Bonus Tip: Never store your passwords within FileZilla because they are not encrypted. If you were ever to get malware on that computer, it is very common for malware to search for passwords stored within FileZilla and use them for malicious intent.
10. Backup Your Site
It is always a good idea to backup your blog site in case your site gets hacked or even if you made the wrong change to a file and want to restore a prior version.
The two best solutions for backing up your site are BackupBuddy and VaultPress. If you are using another backup solution already that is fine just make sure it isn’t overwriting the previous backup and that you have backups going at least a few weeks back. It’s also very important to test the backup to make sure it works even if you don’t need it.
11. Be Vigilant
This is fairly simple to explain. You need to stay on top of everything that is going on in the WordPress security world.
Remember, preventing issues in the first place is better than detecting and fixing them later. While a managed WordPress host will have your back, it is also important that you have your own back as well.
Take the steps that are listed above to help make your WordPress site as secure as possible and keep an eye on stories about website security as well. Never think that the security issues are only affecting other sites… they can just as easily affect yours.

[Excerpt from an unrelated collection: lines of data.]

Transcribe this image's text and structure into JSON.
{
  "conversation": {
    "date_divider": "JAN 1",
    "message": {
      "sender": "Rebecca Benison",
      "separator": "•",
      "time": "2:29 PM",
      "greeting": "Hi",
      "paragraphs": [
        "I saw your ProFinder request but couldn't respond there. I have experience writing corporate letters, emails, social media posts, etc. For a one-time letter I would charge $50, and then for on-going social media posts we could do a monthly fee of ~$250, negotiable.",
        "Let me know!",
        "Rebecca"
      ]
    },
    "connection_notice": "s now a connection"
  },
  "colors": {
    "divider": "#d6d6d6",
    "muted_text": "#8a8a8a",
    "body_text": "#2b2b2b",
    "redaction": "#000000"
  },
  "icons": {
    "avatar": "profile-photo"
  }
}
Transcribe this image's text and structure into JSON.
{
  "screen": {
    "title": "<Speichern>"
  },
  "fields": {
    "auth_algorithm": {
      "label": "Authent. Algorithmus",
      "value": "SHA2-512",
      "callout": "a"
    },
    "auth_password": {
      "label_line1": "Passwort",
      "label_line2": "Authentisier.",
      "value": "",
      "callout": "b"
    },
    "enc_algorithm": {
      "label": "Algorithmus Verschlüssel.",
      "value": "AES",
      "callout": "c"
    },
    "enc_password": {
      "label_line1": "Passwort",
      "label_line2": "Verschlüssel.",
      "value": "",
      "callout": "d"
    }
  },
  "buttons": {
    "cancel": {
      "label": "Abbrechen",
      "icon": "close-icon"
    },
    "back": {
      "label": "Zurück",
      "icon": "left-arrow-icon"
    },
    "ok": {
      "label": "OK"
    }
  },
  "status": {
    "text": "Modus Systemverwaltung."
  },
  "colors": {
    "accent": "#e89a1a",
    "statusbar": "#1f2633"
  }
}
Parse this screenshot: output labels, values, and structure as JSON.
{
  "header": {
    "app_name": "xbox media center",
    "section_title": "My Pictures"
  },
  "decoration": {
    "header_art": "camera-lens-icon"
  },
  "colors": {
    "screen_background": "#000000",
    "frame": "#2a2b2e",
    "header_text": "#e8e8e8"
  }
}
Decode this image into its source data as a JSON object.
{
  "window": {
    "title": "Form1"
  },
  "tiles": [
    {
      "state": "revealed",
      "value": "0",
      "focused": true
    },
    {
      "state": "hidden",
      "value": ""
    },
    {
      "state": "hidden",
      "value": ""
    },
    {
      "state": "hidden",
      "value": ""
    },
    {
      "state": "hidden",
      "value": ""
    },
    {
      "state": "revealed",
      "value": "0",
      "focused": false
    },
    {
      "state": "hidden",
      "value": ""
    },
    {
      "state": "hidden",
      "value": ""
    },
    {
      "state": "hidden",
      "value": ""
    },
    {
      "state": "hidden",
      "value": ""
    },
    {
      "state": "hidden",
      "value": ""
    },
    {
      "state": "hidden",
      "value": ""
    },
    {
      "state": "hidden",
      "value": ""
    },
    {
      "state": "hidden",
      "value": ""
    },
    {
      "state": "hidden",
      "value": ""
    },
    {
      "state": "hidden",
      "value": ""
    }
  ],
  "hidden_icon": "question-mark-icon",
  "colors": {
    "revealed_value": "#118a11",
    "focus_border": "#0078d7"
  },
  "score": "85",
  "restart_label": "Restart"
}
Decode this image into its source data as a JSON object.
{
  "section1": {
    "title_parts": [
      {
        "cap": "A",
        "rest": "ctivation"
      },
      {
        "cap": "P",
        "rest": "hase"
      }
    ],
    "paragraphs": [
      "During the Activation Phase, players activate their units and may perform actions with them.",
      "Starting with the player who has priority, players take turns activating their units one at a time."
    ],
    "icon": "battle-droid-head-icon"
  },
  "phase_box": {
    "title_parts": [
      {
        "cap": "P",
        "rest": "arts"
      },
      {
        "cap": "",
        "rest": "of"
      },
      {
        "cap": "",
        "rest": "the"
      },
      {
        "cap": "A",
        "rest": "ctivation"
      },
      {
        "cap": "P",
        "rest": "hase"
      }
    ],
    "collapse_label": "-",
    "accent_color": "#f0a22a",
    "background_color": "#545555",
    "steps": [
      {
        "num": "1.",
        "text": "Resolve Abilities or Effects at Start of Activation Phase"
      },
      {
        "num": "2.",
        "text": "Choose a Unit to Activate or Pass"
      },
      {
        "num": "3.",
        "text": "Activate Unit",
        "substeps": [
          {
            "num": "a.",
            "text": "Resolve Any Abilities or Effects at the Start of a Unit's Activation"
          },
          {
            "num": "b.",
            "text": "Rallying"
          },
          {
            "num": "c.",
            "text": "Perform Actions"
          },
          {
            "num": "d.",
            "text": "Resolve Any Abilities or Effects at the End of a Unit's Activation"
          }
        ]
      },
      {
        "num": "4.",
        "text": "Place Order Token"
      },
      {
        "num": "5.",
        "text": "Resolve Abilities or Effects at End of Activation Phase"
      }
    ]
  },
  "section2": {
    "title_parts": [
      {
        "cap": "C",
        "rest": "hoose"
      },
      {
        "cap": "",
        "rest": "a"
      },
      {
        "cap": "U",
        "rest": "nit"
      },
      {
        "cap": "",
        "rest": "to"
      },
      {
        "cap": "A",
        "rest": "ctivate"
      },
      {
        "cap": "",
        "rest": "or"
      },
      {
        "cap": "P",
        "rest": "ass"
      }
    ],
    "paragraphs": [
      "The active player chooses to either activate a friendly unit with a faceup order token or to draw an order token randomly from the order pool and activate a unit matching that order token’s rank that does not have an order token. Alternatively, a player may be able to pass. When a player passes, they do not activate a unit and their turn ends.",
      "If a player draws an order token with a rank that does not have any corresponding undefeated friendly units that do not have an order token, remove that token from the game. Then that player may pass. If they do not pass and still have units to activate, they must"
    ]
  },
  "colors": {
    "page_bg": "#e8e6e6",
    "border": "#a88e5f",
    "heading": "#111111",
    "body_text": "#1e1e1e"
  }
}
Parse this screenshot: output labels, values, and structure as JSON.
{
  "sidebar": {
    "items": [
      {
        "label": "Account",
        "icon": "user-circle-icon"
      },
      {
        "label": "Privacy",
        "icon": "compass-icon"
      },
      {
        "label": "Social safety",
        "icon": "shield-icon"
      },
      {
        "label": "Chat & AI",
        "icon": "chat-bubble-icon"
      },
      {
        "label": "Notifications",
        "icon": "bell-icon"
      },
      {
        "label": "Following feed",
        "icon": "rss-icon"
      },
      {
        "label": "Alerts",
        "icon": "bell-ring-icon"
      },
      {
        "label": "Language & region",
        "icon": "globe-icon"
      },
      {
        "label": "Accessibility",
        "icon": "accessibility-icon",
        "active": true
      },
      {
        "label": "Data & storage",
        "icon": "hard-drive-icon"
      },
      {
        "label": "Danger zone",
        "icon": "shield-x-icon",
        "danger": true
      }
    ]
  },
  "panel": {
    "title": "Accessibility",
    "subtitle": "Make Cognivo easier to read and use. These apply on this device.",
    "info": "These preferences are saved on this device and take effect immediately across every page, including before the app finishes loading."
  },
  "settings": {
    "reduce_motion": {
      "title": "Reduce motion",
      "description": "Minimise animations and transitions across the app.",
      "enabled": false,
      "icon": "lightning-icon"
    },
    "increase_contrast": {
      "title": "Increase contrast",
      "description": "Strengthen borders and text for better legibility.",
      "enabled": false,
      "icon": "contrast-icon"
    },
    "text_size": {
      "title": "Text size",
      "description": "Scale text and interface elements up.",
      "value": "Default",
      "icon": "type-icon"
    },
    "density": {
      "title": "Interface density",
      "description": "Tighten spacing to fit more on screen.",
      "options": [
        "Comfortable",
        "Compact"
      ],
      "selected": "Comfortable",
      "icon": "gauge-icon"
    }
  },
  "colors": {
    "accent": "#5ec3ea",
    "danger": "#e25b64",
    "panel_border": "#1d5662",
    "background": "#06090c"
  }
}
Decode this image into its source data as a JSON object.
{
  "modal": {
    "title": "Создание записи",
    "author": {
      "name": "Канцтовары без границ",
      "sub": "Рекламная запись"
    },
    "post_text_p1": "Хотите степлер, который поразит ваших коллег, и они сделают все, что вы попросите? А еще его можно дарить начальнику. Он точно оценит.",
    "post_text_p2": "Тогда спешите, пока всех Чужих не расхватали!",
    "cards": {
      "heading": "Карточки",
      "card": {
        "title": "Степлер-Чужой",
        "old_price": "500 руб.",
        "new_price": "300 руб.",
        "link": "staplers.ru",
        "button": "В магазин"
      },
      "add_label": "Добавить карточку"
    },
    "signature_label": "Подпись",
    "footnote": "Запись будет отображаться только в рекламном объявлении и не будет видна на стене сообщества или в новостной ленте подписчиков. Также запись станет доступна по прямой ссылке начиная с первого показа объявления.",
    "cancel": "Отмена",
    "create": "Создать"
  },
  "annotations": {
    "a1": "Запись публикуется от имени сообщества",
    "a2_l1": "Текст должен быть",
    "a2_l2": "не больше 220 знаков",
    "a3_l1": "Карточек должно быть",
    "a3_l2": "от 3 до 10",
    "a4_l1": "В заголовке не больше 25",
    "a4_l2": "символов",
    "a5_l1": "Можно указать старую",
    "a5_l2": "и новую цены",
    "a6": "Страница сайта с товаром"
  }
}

Caleb Lane is the WordPress security expert for Lockdown 2013, where you can learn how to secure your WordPress website. He spends his time consulting with companies about their website security and keeping his clients updated about the latest changes and news in website security.